EXERCISE AIM: Would you restate each line of the data below word for word, without its pictures?

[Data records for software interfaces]
----

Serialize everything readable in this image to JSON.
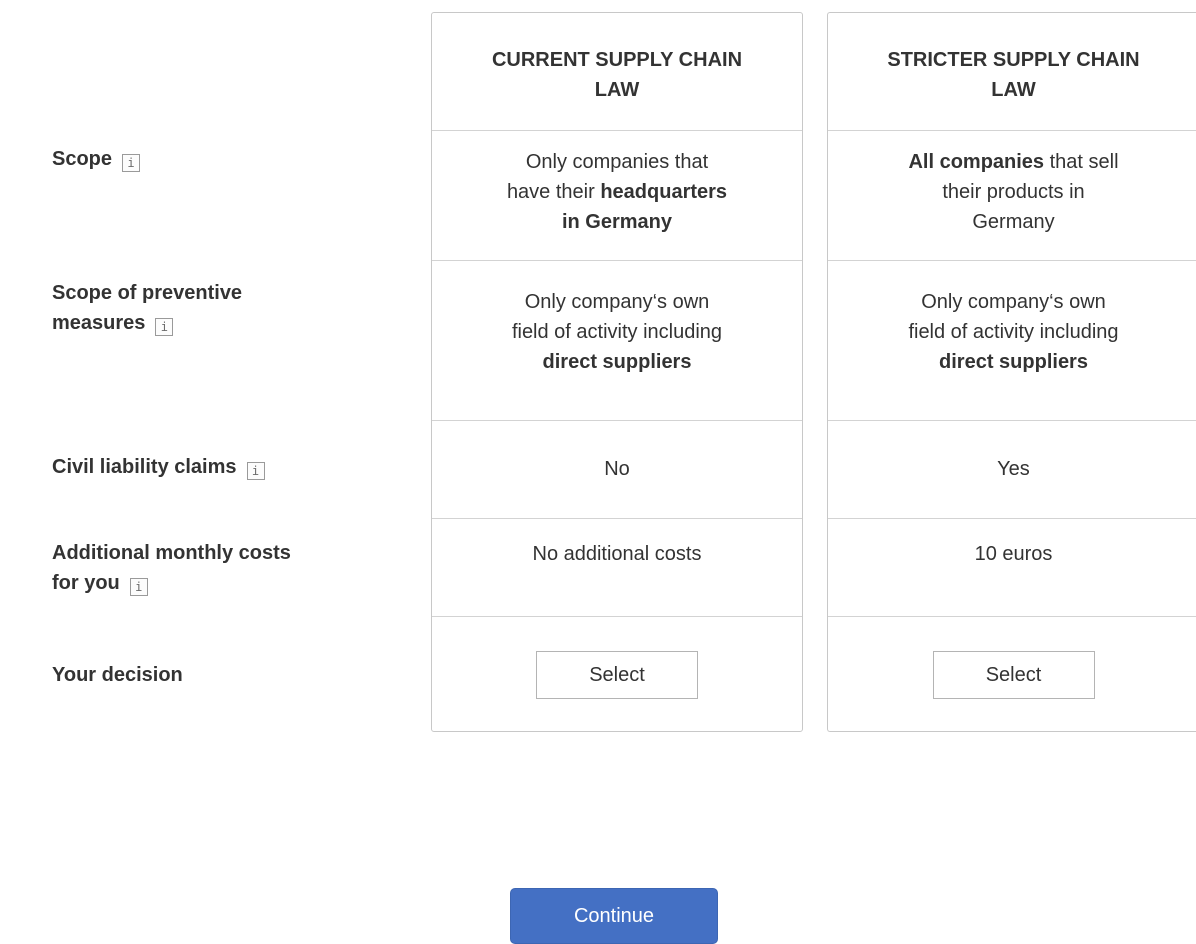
{
  "rows": {
    "scope": "Scope",
    "preventive_line1": "Scope of preventive",
    "preventive_line2": "measures",
    "liability": "Civil liability claims",
    "costs_line1": "Additional monthly costs",
    "costs_line2": "for you",
    "decision": "Your decision"
  },
  "info_glyph": "i",
  "options": [
    {
      "header_line1": "CURRENT SUPPLY CHAIN",
      "header_line2": "LAW",
      "scope": {
        "line1": "Only companies that",
        "line2_pre": "have their ",
        "line2_bold": "headquarters",
        "line3_bold": "in Germany"
      },
      "preventive": {
        "line1": "Only company‘s own",
        "line2": "field of activity including",
        "line3_bold": "direct suppliers"
      },
      "liability": "No",
      "costs": "No additional costs",
      "select_label": "Select"
    },
    {
      "header_line1": "STRICTER SUPPLY CHAIN",
      "header_line2": "LAW",
      "scope": {
        "line1_bold": "All companies",
        "line1_rest": " that sell",
        "line2": "their products in",
        "line3": "Germany"
      },
      "preventive": {
        "line1": "Only company‘s own",
        "line2": "field of activity including",
        "line3_bold": "direct suppliers"
      },
      "liability": "Yes",
      "costs": "10 euros",
      "select_label": "Select"
    }
  ],
  "continue_label": "Continue",
  "colors": {
    "accent": "#4470c4",
    "border": "#c8c8c8",
    "text": "#333333"
  }
}
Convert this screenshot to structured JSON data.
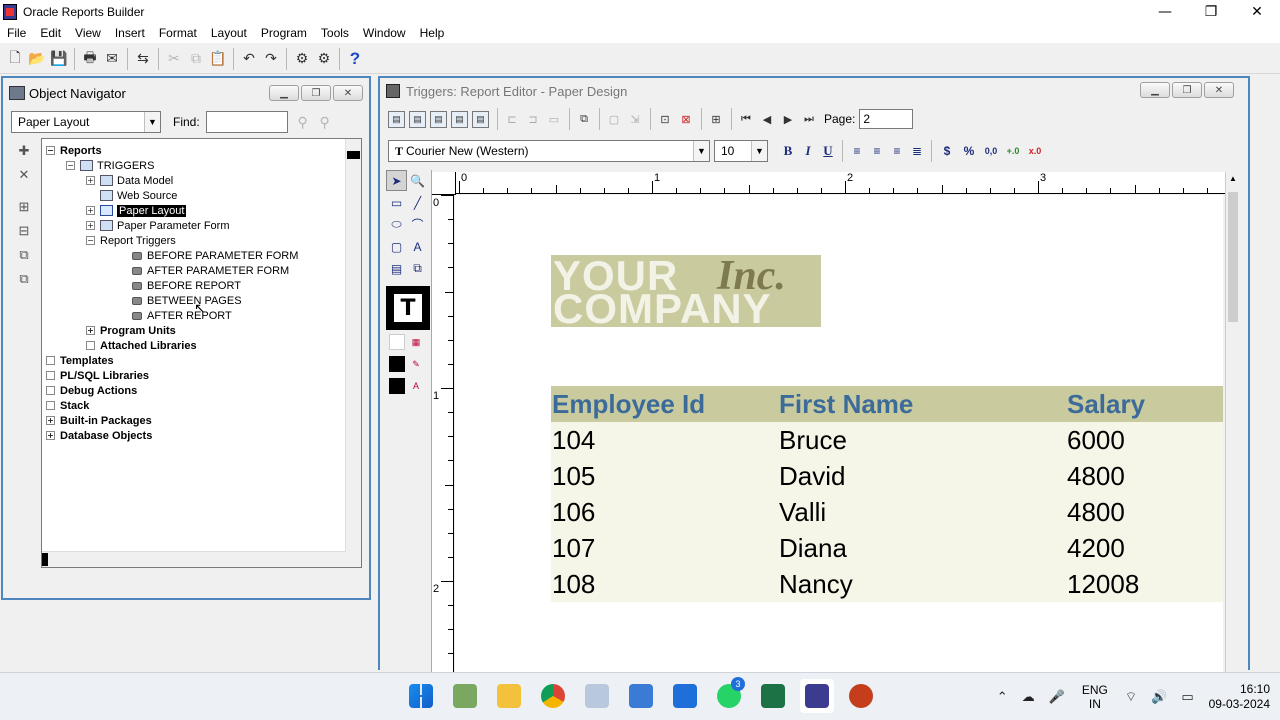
{
  "window": {
    "title": "Oracle Reports Builder",
    "controls": [
      "—",
      "❐",
      "✕"
    ]
  },
  "menu": [
    "File",
    "Edit",
    "View",
    "Insert",
    "Format",
    "Layout",
    "Program",
    "Tools",
    "Window",
    "Help"
  ],
  "navigator": {
    "title": "Object Navigator",
    "view_select": "Paper Layout",
    "find_label": "Find:",
    "find_value": "",
    "tree": [
      {
        "label": "Reports",
        "level": 0,
        "bold": true,
        "expander": "minus"
      },
      {
        "label": "TRIGGERS",
        "level": 1,
        "bold": false,
        "expander": "minus"
      },
      {
        "label": "Data Model",
        "level": 2,
        "expander": "plus"
      },
      {
        "label": "Web Source",
        "level": 2,
        "expander": "none"
      },
      {
        "label": "Paper Layout",
        "level": 2,
        "expander": "plus",
        "selected": true
      },
      {
        "label": "Paper Parameter Form",
        "level": 2,
        "expander": "plus"
      },
      {
        "label": "Report Triggers",
        "level": 2,
        "expander": "minus"
      },
      {
        "label": "BEFORE PARAMETER FORM",
        "level": 3,
        "expander": "none",
        "trigger": true
      },
      {
        "label": "AFTER PARAMETER FORM",
        "level": 3,
        "expander": "none",
        "trigger": true
      },
      {
        "label": "BEFORE REPORT",
        "level": 3,
        "expander": "none",
        "trigger": true
      },
      {
        "label": "BETWEEN PAGES",
        "level": 3,
        "expander": "none",
        "trigger": true
      },
      {
        "label": "AFTER REPORT",
        "level": 3,
        "expander": "none",
        "trigger": true
      },
      {
        "label": "Program Units",
        "level": 2,
        "bold": true,
        "expander": "plus"
      },
      {
        "label": "Attached Libraries",
        "level": 2,
        "bold": true,
        "expander": "empty"
      },
      {
        "label": "Templates",
        "level": 0,
        "bold": true,
        "expander": "empty"
      },
      {
        "label": "PL/SQL Libraries",
        "level": 0,
        "bold": true,
        "expander": "empty"
      },
      {
        "label": "Debug Actions",
        "level": 0,
        "bold": true,
        "expander": "empty"
      },
      {
        "label": "Stack",
        "level": 0,
        "bold": true,
        "expander": "empty"
      },
      {
        "label": "Built-in Packages",
        "level": 0,
        "bold": true,
        "expander": "plus"
      },
      {
        "label": "Database Objects",
        "level": 0,
        "bold": true,
        "expander": "plus"
      }
    ]
  },
  "editor": {
    "title": "Triggers: Report Editor - Paper Design",
    "page_label": "Page:",
    "page_value": "2",
    "font_name": "Courier New (Western)",
    "font_size": "10",
    "ruler_top": [
      "0",
      "1",
      "2",
      "3"
    ],
    "ruler_left": [
      "0",
      "1",
      "2"
    ],
    "logo": {
      "line1": "YOUR",
      "line2": "COMPANY",
      "inc": "Inc."
    },
    "table": {
      "headers": [
        "Employee Id",
        "First Name",
        "Salary"
      ],
      "rows": [
        [
          "104",
          "Bruce",
          "6000"
        ],
        [
          "105",
          "David",
          "4800"
        ],
        [
          "106",
          "Valli",
          "4800"
        ],
        [
          "107",
          "Diana",
          "4200"
        ],
        [
          "108",
          "Nancy",
          "12008"
        ]
      ]
    }
  },
  "taskbar": {
    "whatsapp_badge": "3",
    "lang_line1": "ENG",
    "lang_line2": "IN",
    "time": "16:10",
    "date": "09-03-2024"
  }
}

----

TASK ANSWER:
Serialize everything readable in this image to JSON.
{
  "rows": {
    "scope": "Scope",
    "preventive_line1": "Scope of preventive",
    "preventive_line2": "measures",
    "liability": "Civil liability claims",
    "costs_line1": "Additional monthly costs",
    "costs_line2": "for you",
    "decision": "Your decision"
  },
  "info_glyph": "i",
  "options": [
    {
      "header_line1": "CURRENT SUPPLY CHAIN",
      "header_line2": "LAW",
      "scope": {
        "line1": "Only companies that",
        "line2_pre": "have their ",
        "line2_bold": "headquarters",
        "line3_bold": "in Germany"
      },
      "preventive": {
        "line1": "Only company‘s own",
        "line2": "field of activity including",
        "line3_bold": "direct suppliers"
      },
      "liability": "No",
      "costs": "No additional costs",
      "select_label": "Select"
    },
    {
      "header_line1": "STRICTER SUPPLY CHAIN",
      "header_line2": "LAW",
      "scope": {
        "line1_bold": "All companies",
        "line1_rest": " that sell",
        "line2": "their products in",
        "line3": "Germany"
      },
      "preventive": {
        "line1": "Only company‘s own",
        "line2": "field of activity including",
        "line3_bold": "direct suppliers"
      },
      "liability": "Yes",
      "costs": "10 euros",
      "select_label": "Select"
    }
  ],
  "continue_label": "Continue",
  "colors": {
    "accent": "#4470c4",
    "border": "#c8c8c8",
    "text": "#333333"
  }
}
Convert this screenshot to structured JSON data.
{
  "window": {
    "title": "Oracle Reports Builder",
    "controls": [
      "—",
      "❐",
      "✕"
    ]
  },
  "menu": [
    "File",
    "Edit",
    "View",
    "Insert",
    "Format",
    "Layout",
    "Program",
    "Tools",
    "Window",
    "Help"
  ],
  "navigator": {
    "title": "Object Navigator",
    "view_select": "Paper Layout",
    "find_label": "Find:",
    "find_value": "",
    "tree": [
      {
        "label": "Reports",
        "level": 0,
        "bold": true,
        "expander": "minus"
      },
      {
        "label": "TRIGGERS",
        "level": 1,
        "bold": false,
        "expander": "minus"
      },
      {
        "label": "Data Model",
        "level": 2,
        "expander": "plus"
      },
      {
        "label": "Web Source",
        "level": 2,
        "expander": "none"
      },
      {
        "label": "Paper Layout",
        "level": 2,
        "expander": "plus",
        "selected": true
      },
      {
        "label": "Paper Parameter Form",
        "level": 2,
        "expander": "plus"
      },
      {
        "label": "Report Triggers",
        "level": 2,
        "expander": "minus"
      },
      {
        "label": "BEFORE PARAMETER FORM",
        "level": 3,
        "expander": "none",
        "trigger": true
      },
      {
        "label": "AFTER PARAMETER FORM",
        "level": 3,
        "expander": "none",
        "trigger": true
      },
      {
        "label": "BEFORE REPORT",
        "level": 3,
        "expander": "none",
        "trigger": true
      },
      {
        "label": "BETWEEN PAGES",
        "level": 3,
        "expander": "none",
        "trigger": true
      },
      {
        "label": "AFTER REPORT",
        "level": 3,
        "expander": "none",
        "trigger": true
      },
      {
        "label": "Program Units",
        "level": 2,
        "bold": true,
        "expander": "plus"
      },
      {
        "label": "Attached Libraries",
        "level": 2,
        "bold": true,
        "expander": "empty"
      },
      {
        "label": "Templates",
        "level": 0,
        "bold": true,
        "expander": "empty"
      },
      {
        "label": "PL/SQL Libraries",
        "level": 0,
        "bold": true,
        "expander": "empty"
      },
      {
        "label": "Debug Actions",
        "level": 0,
        "bold": true,
        "expander": "empty"
      },
      {
        "label": "Stack",
        "level": 0,
        "bold": true,
        "expander": "empty"
      },
      {
        "label": "Built-in Packages",
        "level": 0,
        "bold": true,
        "expander": "plus"
      },
      {
        "label": "Database Objects",
        "level": 0,
        "bold": true,
        "expander": "plus"
      }
    ]
  },
  "editor": {
    "title": "Triggers: Report Editor - Paper Design",
    "page_label": "Page:",
    "page_value": "2",
    "font_name": "Courier New (Western)",
    "font_size": "10",
    "ruler_top": [
      "0",
      "1",
      "2",
      "3"
    ],
    "ruler_left": [
      "0",
      "1",
      "2"
    ],
    "logo": {
      "line1": "YOUR",
      "line2": "COMPANY",
      "inc": "Inc."
    },
    "table": {
      "headers": [
        "Employee Id",
        "First Name",
        "Salary"
      ],
      "rows": [
        [
          "104",
          "Bruce",
          "6000"
        ],
        [
          "105",
          "David",
          "4800"
        ],
        [
          "106",
          "Valli",
          "4800"
        ],
        [
          "107",
          "Diana",
          "4200"
        ],
        [
          "108",
          "Nancy",
          "12008"
        ]
      ]
    }
  },
  "taskbar": {
    "whatsapp_badge": "3",
    "lang_line1": "ENG",
    "lang_line2": "IN",
    "time": "16:10",
    "date": "09-03-2024"
  }
}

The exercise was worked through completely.